In Memoriam 1942 – 2013 “Roger Ebert loved movies.”

RogerEbert.com

Thumb same kind of different as me

Same Kind of Different as Me

It can be hard to disagree with the heart and events of this true tale, except for when the movie reveals itself to be mighty…

Thumb mv5bnda4ymmwmgity2mzos00odjilthmzdetyza5ngu4zjq5yjhixkeyxkfqcgdeqxvynjk5nda3otk . v1 sy1000 cr0 0 674 1000 al

Geostorm

God knows how many millions of dollars and hours of manpower went into making and remaking Geostorm but it turns out to have been all…

Other Reviews
Review Archives
Thumb xbepftvyieurxopaxyzgtgtkwgw

Ballad of Narayama

"The Ballad of Narayama" is a Japanese film of great beauty and elegant artifice, telling a story of startling cruelty. What a space it opens…

Other Reviews
Great Movie Archives
Other Articles
Chaz's Journal Archives
Other Articles
Blog Archives

Reviews

Cinema Paradiso: The New Version

  |  

When "Cinema Paradiso" won the Academy Award as best foreign film in 1990, it was an open secret that the movie the voters loved was not quite the same as the one director Giuseppe Tornatore made. Reports had it that Harvey Weinstein, the boss at Miramax, had trimmed not just a shot here or there, but a full 51 minutes from the film. Audiences loved the result, however, and the movie is consistently voted among the 100 best movies of all time at the Internet Movie Database.

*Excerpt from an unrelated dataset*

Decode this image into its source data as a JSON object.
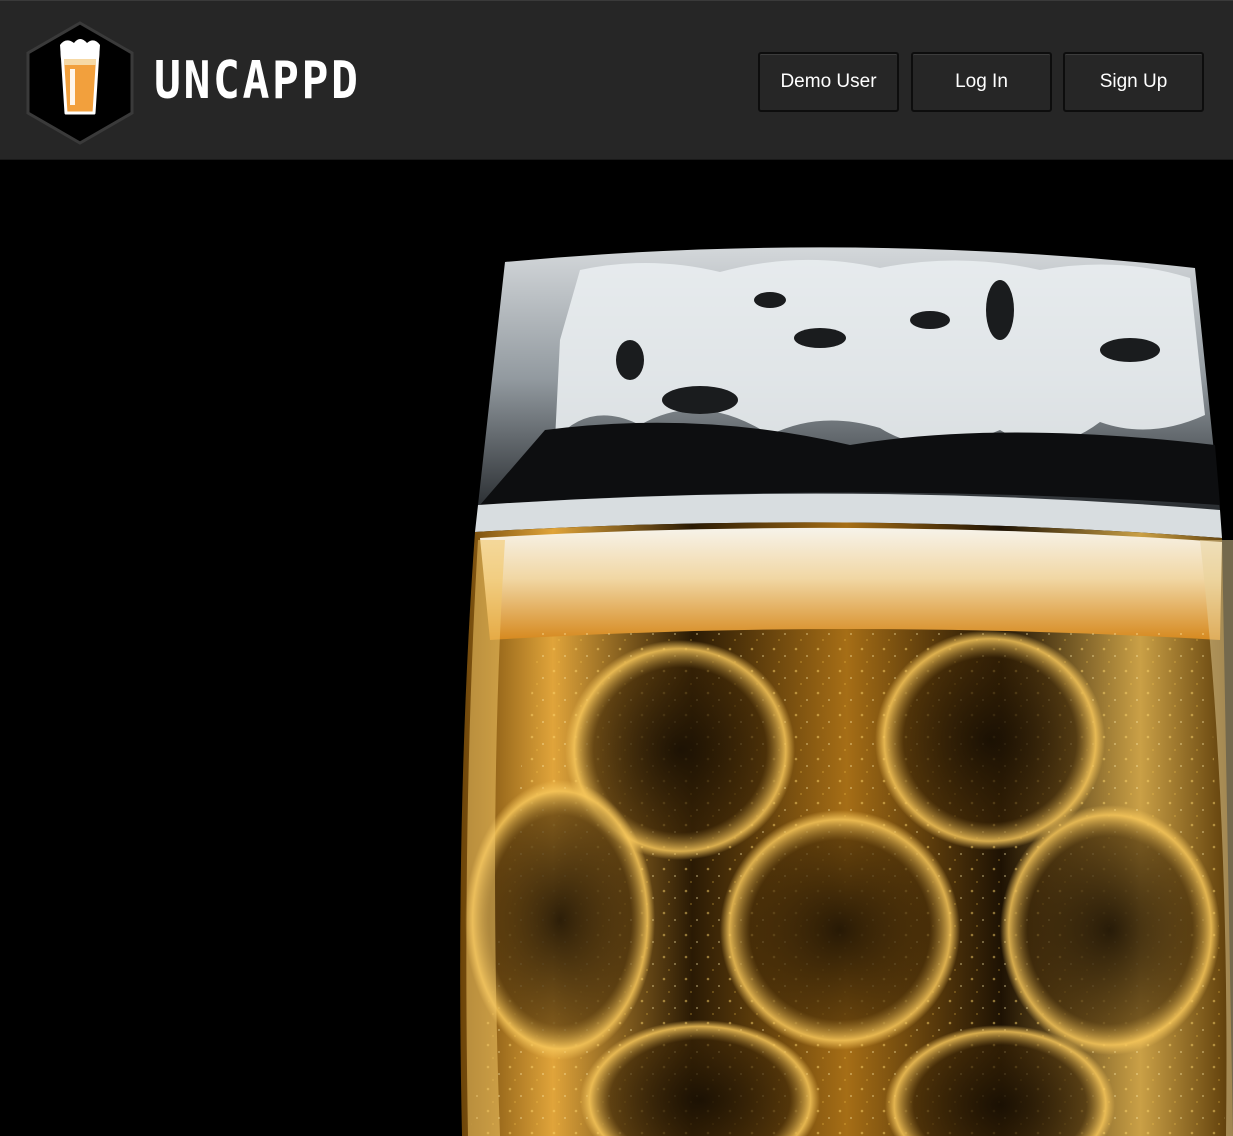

Now comes a theatrical release of "Cinema Paradiso: The New Version," with an ad campaign that promises, "Discover what really happened to the love of a lifetime." Considering that it was Miramax that made it impossible for us to discover this in the 1988 version, the ad is sublime chutzpah. And the movie is now so much longer, and covers so much more detail, that it almost plays as its own sequel.

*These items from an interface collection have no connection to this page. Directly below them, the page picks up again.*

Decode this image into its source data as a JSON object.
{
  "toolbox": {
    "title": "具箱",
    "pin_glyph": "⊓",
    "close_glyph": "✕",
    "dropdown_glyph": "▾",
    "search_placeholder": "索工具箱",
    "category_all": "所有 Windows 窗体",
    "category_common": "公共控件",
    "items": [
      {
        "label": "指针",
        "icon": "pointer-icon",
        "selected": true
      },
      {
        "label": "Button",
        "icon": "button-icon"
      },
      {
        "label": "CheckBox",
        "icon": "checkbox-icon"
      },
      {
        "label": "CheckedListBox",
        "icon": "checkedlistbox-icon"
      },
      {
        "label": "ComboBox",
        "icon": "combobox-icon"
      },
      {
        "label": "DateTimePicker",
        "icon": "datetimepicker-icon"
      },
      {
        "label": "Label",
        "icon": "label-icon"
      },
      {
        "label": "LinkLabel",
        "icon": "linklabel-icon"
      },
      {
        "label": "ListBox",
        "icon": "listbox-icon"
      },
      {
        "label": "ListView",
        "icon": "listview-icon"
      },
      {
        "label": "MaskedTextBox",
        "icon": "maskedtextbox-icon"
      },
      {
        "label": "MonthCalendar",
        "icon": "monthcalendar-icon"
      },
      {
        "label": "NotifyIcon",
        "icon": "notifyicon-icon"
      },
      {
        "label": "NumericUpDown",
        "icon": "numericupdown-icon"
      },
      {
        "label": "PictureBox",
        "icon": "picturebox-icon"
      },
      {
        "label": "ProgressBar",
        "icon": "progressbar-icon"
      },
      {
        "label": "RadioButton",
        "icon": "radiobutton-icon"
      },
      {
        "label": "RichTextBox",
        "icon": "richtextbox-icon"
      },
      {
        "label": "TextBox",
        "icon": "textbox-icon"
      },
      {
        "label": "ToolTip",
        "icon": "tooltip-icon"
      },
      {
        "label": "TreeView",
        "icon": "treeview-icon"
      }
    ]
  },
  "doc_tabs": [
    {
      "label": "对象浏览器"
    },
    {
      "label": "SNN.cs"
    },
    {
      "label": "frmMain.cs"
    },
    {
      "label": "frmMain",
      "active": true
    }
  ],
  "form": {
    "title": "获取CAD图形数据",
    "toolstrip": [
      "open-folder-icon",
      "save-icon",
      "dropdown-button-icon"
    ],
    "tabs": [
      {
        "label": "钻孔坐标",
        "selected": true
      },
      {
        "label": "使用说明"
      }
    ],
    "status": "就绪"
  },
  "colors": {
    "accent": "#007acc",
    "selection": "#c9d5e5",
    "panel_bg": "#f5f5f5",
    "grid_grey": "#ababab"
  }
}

Advertisement

Most of the first two hours will be familiar to lovers of the film. Little Salvatore (Salvatore Cascio), known to one and all as Toto, is fascinated by the movies and befriended by the projectionist Alfredo (Philippe Noiret). After a fire blinds Alfredo, Toto becomes the projectionist, and the Cinema Paradiso continues as the center of village life, despite the depredations of Father Adelfio (Leopoldo Trieste), who censors all of the films, ringing a bell at every kissing scene.

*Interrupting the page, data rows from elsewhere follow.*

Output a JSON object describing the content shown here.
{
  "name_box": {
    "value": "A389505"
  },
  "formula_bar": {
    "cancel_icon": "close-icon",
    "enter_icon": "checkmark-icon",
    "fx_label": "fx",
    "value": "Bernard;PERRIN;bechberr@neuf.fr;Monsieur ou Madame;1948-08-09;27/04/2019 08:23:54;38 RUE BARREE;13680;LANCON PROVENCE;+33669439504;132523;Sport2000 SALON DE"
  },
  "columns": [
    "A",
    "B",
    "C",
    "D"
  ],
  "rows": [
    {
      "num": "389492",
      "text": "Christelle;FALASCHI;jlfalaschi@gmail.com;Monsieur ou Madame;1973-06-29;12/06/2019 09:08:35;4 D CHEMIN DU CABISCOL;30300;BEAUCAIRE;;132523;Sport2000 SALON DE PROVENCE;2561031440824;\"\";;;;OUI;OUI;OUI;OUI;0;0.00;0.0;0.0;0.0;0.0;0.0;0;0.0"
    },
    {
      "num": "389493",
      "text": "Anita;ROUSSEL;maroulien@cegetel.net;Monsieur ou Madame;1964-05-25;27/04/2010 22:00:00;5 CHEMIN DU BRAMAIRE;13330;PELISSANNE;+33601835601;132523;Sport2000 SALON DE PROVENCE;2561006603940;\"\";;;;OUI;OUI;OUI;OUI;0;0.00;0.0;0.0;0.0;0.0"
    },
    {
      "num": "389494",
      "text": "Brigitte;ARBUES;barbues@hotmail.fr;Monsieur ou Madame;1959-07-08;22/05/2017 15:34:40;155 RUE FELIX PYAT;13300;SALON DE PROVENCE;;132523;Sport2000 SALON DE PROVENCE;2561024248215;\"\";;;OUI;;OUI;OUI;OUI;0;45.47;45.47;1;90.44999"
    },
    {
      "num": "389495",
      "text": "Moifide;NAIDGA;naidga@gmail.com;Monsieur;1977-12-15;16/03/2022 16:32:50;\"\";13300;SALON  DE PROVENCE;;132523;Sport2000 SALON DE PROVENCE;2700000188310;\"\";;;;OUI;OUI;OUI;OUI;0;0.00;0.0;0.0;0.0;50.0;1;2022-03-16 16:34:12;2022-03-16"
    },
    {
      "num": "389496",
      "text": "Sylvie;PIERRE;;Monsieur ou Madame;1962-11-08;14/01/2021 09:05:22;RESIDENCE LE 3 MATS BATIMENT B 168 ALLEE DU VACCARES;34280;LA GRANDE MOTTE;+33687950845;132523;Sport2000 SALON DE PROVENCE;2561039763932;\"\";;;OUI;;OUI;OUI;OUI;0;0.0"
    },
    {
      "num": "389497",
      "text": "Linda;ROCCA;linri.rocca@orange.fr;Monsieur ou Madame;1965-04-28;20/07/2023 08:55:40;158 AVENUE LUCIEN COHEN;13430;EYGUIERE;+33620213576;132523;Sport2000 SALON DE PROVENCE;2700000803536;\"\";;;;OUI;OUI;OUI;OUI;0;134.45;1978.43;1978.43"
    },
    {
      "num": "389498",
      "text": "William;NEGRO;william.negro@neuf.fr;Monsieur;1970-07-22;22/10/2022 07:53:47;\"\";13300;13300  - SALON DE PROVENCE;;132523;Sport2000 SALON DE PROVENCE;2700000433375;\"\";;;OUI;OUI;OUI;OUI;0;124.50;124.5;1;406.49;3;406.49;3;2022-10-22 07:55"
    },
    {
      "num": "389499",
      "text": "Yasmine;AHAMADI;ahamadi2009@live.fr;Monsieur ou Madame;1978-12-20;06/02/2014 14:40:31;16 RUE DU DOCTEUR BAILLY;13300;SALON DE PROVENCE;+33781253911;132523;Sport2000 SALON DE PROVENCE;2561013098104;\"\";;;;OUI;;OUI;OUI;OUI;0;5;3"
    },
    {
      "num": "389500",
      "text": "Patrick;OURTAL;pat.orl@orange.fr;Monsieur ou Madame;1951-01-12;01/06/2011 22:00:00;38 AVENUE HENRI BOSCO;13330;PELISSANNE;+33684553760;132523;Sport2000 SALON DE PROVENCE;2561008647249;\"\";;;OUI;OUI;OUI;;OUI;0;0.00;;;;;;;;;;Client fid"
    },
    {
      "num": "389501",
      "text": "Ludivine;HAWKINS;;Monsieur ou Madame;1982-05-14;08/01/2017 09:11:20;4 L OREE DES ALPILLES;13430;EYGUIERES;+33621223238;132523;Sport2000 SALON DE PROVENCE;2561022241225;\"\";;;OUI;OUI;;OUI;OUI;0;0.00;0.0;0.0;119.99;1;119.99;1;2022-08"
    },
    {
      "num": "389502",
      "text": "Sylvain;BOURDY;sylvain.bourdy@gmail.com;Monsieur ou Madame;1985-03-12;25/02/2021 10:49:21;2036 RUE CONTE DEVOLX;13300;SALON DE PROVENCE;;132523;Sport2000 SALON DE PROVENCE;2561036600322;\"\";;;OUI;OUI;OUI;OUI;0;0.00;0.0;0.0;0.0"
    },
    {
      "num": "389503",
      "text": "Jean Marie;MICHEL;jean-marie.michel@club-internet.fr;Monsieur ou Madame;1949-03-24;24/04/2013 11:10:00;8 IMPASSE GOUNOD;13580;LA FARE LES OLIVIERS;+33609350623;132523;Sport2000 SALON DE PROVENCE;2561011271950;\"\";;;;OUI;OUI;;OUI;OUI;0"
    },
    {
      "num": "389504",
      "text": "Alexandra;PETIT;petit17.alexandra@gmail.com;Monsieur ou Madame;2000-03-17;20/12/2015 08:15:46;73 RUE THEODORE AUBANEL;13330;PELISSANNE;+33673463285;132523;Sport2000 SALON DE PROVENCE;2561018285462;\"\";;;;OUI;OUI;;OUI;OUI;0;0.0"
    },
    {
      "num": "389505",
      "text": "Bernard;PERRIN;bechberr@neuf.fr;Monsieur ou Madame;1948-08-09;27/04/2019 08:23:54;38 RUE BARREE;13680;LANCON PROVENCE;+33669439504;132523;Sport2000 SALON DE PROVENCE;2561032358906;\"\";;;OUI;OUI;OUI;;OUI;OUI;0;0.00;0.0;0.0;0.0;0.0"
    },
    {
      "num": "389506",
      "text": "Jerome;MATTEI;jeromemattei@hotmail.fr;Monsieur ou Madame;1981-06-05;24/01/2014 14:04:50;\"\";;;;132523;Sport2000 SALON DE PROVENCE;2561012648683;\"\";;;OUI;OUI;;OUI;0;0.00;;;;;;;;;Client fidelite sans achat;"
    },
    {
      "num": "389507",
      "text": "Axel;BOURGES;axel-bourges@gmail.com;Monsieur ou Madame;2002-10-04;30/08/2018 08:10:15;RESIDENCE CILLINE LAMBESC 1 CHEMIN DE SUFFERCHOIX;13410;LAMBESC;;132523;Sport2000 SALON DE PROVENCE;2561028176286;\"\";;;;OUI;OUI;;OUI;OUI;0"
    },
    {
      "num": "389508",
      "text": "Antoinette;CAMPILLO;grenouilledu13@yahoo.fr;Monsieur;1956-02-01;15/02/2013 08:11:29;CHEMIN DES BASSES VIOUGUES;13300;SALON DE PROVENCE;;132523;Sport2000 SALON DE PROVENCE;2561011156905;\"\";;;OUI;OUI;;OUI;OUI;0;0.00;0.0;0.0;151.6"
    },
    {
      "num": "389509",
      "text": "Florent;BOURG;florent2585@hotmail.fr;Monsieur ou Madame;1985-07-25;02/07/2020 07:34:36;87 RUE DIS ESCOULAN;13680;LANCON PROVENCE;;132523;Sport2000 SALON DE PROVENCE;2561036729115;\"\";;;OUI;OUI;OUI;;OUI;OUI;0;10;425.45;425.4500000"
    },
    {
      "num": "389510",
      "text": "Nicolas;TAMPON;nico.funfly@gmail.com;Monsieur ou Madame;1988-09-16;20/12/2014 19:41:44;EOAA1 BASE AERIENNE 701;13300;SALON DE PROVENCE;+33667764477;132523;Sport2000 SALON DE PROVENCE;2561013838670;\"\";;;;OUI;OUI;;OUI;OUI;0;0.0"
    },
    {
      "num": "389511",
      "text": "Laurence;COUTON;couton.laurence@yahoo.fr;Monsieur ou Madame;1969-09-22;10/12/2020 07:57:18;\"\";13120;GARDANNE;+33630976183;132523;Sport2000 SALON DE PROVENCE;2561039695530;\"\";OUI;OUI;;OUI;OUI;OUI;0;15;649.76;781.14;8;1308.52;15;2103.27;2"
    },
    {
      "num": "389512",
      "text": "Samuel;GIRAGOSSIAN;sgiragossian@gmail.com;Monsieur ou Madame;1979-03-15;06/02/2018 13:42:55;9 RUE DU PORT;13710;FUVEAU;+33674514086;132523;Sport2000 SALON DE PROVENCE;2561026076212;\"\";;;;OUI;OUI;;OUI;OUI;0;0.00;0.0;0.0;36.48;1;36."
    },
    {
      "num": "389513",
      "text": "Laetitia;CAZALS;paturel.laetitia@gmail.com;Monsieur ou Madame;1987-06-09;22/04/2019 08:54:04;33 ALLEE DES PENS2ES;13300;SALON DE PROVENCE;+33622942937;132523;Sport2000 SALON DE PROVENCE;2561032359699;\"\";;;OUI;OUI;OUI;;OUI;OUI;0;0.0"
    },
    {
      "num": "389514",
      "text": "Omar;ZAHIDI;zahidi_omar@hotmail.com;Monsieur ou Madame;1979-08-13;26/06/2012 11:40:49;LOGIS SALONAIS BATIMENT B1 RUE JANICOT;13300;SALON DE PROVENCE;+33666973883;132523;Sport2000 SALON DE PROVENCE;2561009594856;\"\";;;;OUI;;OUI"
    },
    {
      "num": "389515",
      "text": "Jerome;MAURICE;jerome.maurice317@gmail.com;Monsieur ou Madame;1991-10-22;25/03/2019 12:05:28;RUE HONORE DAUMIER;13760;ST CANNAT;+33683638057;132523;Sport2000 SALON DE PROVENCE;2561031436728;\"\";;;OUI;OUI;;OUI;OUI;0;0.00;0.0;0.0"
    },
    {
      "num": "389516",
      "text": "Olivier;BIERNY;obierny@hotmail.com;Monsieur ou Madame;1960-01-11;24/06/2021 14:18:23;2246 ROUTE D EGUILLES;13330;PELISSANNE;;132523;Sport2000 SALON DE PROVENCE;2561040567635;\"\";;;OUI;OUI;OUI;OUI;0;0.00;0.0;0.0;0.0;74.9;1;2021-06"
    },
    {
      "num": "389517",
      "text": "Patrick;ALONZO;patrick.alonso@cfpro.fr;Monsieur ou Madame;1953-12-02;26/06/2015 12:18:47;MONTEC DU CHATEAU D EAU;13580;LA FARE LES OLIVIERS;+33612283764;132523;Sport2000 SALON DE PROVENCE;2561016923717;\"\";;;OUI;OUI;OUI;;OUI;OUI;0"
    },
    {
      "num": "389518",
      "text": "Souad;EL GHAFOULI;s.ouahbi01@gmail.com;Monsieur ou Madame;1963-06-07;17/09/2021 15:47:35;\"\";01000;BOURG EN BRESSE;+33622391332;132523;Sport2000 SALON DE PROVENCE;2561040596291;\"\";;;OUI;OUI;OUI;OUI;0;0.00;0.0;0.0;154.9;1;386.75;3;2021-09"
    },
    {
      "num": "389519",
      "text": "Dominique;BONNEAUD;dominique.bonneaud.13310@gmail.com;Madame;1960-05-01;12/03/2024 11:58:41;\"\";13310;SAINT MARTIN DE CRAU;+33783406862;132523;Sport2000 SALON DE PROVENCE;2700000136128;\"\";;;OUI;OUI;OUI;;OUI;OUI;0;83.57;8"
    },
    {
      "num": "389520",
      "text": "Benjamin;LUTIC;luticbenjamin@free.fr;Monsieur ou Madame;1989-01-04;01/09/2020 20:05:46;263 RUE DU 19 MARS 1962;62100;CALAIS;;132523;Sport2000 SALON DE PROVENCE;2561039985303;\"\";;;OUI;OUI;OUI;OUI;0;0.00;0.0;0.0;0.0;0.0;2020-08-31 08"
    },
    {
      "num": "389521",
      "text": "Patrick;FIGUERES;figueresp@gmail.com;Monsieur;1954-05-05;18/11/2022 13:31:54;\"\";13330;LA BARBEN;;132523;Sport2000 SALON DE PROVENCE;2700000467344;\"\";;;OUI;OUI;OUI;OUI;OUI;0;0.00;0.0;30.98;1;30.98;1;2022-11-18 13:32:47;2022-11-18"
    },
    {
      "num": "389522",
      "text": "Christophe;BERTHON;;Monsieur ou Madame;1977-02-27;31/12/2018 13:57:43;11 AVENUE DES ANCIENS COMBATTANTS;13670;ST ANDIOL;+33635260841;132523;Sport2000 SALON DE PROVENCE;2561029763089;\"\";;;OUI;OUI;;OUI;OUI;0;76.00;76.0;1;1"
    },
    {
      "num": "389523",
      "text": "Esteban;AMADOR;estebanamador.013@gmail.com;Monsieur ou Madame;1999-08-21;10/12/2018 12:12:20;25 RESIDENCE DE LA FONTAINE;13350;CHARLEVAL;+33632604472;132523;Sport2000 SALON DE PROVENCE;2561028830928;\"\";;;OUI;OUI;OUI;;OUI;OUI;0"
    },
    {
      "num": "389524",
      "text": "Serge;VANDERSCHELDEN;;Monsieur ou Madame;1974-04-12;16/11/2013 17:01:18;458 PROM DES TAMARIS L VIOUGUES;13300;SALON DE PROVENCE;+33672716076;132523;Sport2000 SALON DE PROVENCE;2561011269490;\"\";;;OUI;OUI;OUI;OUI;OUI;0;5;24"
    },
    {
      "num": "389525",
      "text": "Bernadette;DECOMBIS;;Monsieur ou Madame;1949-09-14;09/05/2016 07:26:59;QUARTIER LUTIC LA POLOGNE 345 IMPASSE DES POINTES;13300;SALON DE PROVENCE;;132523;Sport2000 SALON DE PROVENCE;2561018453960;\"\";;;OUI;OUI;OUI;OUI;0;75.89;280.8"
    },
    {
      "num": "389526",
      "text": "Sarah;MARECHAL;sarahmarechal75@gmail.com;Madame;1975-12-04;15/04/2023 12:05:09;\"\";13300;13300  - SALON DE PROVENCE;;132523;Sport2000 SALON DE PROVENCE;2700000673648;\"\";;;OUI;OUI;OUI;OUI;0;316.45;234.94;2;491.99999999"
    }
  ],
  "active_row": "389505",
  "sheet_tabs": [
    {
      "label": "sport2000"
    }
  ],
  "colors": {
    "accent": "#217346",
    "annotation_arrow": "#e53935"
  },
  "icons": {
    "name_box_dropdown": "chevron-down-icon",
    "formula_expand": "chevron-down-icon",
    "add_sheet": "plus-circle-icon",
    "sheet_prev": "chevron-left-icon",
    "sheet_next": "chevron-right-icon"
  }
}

The new material of the longer version includes much more about the teenage romance between Salvatore (Marco Leonardi) and Elena (Agnese Nano)--a forbidden love, since her bourgeoisie parents have a better match in mind. And then there is a long passage involving the return of the middle-aged Salvatore (Jacques Perrin) to the village for the first time since he left to go to Rome and make his name as a movie director. He contacts the adult Elena (Brigitte Fossey), and finds out for the first time what really happened to a crucial rendezvous, and how easily his life might have turned out differently. (His discoveries promote the film to an MPAA rating of R, from its original PG.) Seeing the longer version is a curious experience. It is an item of faith that the director of a film is always right, and that studios who cut films are butchers. Yet I must confess that the shorter version of "Cinema Paradiso" is a better film than the longer. Harvey was right. The 170-minute cut overstays its welcome, and continues after its natural climax.

Still, I'm happy to have seen it--not as an alternate version, but as the ultimate exercise in viewing deleted scenes. Anyone who loves the film will indeed be curious about "what really happened to the love of a lifetime," and it is good to know. I hope, however, that this new version doesn't replace the old one on the video shelves; the ideal solution would be a DVD with the 1988 version on one side and the 2002 version on the other.

Popular Blog Posts

The Fall of Toxic Masculinity and the Rise of Feminine Consciousness

A special edition of Thumbnails detailing the recent sexual harassment cases in the entertainment and tech industries...

"Blade Runner" vs. "Blade Runner 2049"

A Great Movie is hidden somewhere within "Blade Runner" and "Blade Runner 2049."

Oscars Could Be Facing Dearth of Diversity Yet Again

A column on the lack of diversity in this year's potential Oscar nominees.

Tears of a Machine: The Humanity of Luv in "Blade Runner 2049"

No character in “Blade Runner 2049” is more relatably human than Luv.

Reveal Comments
comments powered by Disqus